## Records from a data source
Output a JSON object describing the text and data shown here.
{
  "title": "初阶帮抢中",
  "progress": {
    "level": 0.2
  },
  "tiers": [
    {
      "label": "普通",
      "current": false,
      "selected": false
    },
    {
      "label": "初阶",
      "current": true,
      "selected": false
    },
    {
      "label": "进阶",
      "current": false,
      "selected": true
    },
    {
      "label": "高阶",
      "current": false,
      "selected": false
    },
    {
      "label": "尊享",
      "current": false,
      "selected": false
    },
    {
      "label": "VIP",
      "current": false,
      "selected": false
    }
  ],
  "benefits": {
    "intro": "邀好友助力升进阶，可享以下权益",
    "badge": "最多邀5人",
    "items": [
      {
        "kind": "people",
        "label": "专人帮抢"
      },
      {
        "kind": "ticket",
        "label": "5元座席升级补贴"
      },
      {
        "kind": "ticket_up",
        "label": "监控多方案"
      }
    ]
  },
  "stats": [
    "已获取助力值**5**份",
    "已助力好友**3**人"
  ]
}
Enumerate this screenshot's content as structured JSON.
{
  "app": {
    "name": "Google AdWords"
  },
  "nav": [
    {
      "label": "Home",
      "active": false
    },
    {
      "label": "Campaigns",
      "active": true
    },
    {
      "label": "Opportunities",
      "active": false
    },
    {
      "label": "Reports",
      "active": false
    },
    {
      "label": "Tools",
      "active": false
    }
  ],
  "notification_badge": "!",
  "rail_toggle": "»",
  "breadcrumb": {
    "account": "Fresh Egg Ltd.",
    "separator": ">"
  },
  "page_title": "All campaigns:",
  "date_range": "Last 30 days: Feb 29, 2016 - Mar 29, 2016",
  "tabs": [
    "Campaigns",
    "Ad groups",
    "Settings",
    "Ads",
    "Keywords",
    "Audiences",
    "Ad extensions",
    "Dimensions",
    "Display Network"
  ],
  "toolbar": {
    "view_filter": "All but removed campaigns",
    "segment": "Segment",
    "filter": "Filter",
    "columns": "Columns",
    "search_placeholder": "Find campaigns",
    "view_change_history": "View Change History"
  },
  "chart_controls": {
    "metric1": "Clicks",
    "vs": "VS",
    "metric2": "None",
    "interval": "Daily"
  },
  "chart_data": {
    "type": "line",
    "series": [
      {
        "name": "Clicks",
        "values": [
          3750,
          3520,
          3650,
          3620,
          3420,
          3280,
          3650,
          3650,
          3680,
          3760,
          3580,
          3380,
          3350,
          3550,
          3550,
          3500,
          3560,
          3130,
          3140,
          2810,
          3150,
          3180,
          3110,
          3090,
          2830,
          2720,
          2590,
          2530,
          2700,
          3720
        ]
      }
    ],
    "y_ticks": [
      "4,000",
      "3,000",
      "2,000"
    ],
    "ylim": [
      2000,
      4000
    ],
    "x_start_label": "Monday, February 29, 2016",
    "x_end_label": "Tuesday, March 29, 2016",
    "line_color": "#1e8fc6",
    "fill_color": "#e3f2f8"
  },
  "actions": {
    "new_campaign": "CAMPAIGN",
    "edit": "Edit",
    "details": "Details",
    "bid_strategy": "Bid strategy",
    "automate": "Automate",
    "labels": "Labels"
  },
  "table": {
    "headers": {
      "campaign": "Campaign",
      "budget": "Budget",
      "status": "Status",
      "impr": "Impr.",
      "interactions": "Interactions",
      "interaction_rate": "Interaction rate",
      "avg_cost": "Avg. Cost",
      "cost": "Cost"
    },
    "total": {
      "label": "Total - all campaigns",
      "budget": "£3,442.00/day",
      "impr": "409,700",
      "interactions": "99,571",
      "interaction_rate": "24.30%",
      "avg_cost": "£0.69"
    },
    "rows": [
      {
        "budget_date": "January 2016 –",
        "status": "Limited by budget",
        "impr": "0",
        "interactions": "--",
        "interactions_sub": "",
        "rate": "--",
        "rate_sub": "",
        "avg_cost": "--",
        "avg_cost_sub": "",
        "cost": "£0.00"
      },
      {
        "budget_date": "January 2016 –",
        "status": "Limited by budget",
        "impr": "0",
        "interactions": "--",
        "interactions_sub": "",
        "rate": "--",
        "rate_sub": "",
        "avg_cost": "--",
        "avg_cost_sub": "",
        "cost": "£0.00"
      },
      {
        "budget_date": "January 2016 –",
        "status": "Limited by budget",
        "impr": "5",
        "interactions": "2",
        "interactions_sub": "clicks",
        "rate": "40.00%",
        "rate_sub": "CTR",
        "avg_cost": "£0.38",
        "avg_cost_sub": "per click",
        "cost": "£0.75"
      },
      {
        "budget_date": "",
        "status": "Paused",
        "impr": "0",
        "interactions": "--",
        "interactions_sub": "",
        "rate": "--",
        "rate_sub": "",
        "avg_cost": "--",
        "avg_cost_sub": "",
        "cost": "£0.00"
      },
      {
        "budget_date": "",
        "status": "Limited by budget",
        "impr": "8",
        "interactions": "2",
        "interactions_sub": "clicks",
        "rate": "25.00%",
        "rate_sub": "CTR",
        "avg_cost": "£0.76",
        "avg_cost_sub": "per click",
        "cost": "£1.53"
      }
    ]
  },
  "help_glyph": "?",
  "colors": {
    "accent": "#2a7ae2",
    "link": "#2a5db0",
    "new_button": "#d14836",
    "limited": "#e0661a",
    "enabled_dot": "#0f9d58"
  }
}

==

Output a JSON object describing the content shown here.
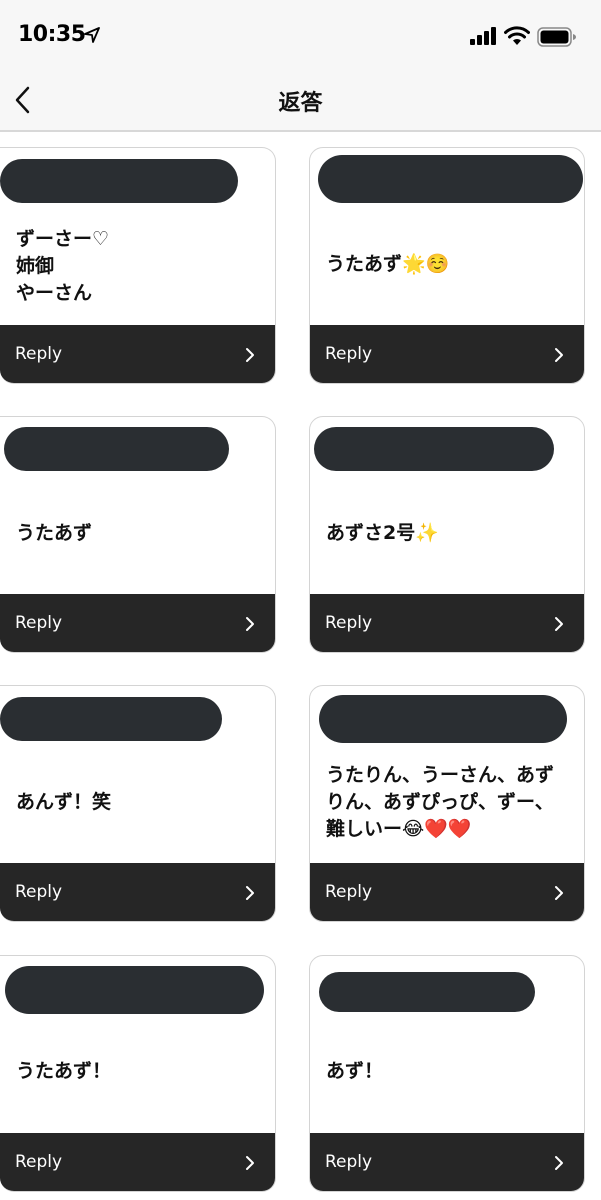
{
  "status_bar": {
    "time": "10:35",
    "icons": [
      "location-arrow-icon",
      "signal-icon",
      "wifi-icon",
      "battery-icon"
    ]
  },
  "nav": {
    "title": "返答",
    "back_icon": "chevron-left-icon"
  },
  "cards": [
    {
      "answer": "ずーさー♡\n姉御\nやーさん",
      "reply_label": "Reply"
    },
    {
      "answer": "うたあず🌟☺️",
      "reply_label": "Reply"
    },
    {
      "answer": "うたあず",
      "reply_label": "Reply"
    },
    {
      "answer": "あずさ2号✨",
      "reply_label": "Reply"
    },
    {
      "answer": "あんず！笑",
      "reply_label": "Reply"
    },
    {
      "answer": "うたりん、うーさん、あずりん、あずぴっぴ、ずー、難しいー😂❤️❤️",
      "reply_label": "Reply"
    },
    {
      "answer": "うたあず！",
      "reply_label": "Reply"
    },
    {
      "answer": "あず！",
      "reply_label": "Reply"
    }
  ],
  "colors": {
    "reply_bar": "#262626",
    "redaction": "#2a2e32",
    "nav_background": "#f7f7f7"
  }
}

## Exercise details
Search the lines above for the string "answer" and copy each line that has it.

## Written response
      "answer": "ずーさー♡\n姉御\nやーさん",
      "answer": "うたあず🌟☺️",
      "answer": "うたあず",
      "answer": "あずさ2号✨",
      "answer": "あんず！笑",
      "answer": "うたりん、うーさん、あずりん、あずぴっぴ、ずー、難しいー😂❤️❤️",
      "answer": "うたあず！",
      "answer": "あず！",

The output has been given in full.